Once the toilet tank was moved to rest directly above the bowl, residential toilets in New York began to use a common design that you’ll still find in many bathrooms that haven’t been upgraded recently. Most often, a float system rises as the toilet fills after flushing and stops water from filling the tank near the top.
Most folks are familiar with this arrangement. It’s not fancy, but it’s relatively easy and inexpensive for even DIYers to repair. The biggest disadvantage with this type of toilet is it doesn’t allow for some newer advance, particularly with regard to green living. They also suffer from regular wear and tear. Once you’ve replaced a faulty flapper valve multiple times, you’ve probably looked at alternatives, such as longer-lasting and more efficient center tank flush tower mechanisms with no flapper.
New Developments in Toilet Tank Technology
Conserving water and more
The late 20th and early 21st centuries have been a flurry of inventions to improve toilet tank function. Many of these have been spurred by water shortages, although luxury features are also a driver.
Some popular improvements have been high-pressure flushing, which helps in tall buildings, such as apartments and offices. Additionally, low-flow toilets have gained ground, due to their low water usage, which helps both the environment and owners’ bank accounts. Pressure assistance in some cases can ensure the small volume of water used still fully empties the bowl.
Other eco-friendly toilet advances include the composting toilet, for reusing waste as fertilizer, and using greywater or seawater to flush, thereby preserving fresh water for other uses.
Toilets have practically become a status symbol with the recent adoption of toilet tank technology that provides various flush strengths, built-in bidet features, push-button light-up controls, and automatic cleaning and odor removal. Another force behind toilet tank innovation has been the renewed focus on public health. Touchless toilets, like the ones you find in airport restrooms that use sensors to flush, are becoming more common in residential and small business settings.

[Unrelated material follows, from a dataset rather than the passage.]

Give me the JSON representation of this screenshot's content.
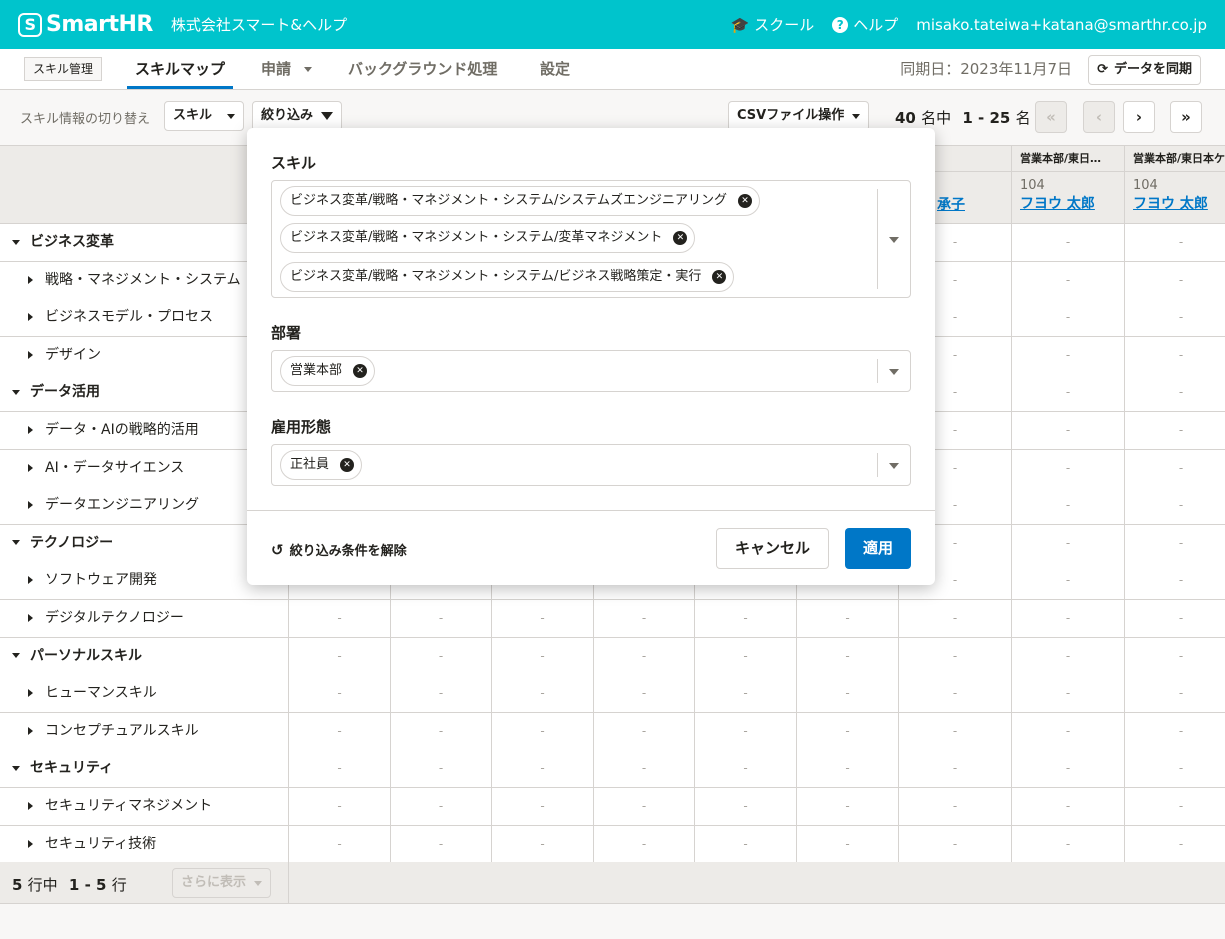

Tiny home living, which includes efficient small condo layout, is yet another catalyst for toilet change. With some systems, there is no tank at all, as water is piped in via a conduit next to the toilet. There are also narrow tanks and triangle-shaped tanks for corners, both of which add space to tight powder rooms.
Are the bathrooms in your building ready for a toilet upgrade using some of the new tank technology available today? Call Sanitary Plumbing at 212-734-5000 to schedule your consultation.